*REQUIRED ACTION*
Using the material below, work out how many lines contain "avatar". Only the number is wanted.

*DATA TO EXAMINE*
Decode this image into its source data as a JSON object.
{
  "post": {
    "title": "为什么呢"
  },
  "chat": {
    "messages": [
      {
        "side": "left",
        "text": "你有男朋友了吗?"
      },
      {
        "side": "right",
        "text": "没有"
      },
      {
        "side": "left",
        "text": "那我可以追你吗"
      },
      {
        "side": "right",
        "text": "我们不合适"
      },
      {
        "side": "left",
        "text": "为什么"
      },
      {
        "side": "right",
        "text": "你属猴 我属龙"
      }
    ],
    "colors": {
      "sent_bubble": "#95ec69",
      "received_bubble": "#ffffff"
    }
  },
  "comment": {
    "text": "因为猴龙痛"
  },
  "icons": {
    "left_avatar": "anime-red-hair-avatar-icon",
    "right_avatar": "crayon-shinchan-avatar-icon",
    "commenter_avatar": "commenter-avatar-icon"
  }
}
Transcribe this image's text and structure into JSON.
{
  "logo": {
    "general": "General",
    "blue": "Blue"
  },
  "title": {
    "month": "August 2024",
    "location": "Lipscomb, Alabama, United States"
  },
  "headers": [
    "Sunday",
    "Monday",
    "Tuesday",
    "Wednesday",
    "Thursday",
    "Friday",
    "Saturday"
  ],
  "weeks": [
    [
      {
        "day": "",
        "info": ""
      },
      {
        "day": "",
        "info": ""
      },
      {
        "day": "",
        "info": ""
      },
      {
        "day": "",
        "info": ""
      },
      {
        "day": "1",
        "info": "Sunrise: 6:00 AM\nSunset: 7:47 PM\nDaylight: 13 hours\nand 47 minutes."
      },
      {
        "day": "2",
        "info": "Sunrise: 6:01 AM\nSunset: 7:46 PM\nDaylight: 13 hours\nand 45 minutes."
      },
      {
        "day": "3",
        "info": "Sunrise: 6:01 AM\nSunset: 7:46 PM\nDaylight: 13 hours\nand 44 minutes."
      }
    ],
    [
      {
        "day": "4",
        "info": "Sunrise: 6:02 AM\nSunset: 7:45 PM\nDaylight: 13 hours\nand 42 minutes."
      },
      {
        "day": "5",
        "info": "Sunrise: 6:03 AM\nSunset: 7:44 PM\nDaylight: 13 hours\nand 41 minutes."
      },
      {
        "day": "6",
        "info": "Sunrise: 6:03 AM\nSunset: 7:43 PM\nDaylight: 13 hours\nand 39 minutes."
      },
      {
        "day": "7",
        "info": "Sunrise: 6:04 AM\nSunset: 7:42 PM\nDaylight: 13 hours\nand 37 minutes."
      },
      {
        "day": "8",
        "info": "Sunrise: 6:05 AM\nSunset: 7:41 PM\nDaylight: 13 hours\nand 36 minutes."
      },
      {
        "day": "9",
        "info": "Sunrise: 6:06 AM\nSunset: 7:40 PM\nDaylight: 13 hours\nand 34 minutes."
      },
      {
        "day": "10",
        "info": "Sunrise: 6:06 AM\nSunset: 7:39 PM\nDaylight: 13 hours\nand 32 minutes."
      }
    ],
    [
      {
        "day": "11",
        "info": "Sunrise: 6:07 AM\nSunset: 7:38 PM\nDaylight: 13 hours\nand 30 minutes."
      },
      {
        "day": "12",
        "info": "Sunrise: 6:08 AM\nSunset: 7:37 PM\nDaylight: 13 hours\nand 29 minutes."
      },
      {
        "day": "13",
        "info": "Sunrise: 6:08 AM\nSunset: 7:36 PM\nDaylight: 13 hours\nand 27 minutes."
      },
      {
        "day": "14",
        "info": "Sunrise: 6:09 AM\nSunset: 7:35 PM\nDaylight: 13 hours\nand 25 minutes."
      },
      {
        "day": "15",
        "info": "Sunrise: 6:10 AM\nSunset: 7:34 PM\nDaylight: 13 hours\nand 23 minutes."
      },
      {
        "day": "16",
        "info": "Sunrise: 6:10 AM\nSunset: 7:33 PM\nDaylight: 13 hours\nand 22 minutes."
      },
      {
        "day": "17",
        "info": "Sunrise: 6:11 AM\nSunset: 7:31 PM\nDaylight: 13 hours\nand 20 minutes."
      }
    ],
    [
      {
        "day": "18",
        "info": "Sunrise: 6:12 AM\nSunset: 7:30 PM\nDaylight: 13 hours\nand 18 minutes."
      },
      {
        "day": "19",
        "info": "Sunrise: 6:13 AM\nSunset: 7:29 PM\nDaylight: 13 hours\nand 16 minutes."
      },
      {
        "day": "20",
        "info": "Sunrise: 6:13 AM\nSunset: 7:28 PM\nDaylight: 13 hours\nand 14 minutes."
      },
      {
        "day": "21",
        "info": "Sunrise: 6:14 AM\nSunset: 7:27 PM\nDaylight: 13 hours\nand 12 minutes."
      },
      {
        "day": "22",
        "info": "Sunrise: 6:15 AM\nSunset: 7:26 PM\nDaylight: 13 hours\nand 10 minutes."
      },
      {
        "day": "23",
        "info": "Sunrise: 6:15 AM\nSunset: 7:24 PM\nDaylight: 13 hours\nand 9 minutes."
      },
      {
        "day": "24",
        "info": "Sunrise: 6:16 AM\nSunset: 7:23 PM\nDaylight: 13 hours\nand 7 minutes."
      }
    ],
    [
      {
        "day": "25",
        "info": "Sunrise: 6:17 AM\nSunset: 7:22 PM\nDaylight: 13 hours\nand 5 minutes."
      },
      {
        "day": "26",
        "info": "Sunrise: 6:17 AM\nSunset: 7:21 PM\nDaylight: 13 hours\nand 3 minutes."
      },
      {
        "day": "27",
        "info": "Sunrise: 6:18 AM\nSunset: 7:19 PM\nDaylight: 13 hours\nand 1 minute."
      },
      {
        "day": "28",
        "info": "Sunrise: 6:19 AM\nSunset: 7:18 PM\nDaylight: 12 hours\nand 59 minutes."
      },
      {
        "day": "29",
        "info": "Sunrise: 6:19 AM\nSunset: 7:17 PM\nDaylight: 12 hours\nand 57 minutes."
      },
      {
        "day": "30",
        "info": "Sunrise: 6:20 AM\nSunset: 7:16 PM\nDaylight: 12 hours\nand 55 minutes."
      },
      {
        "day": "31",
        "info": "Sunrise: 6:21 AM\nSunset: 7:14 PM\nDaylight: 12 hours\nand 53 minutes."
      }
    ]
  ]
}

*SOLUTION BELOW*
3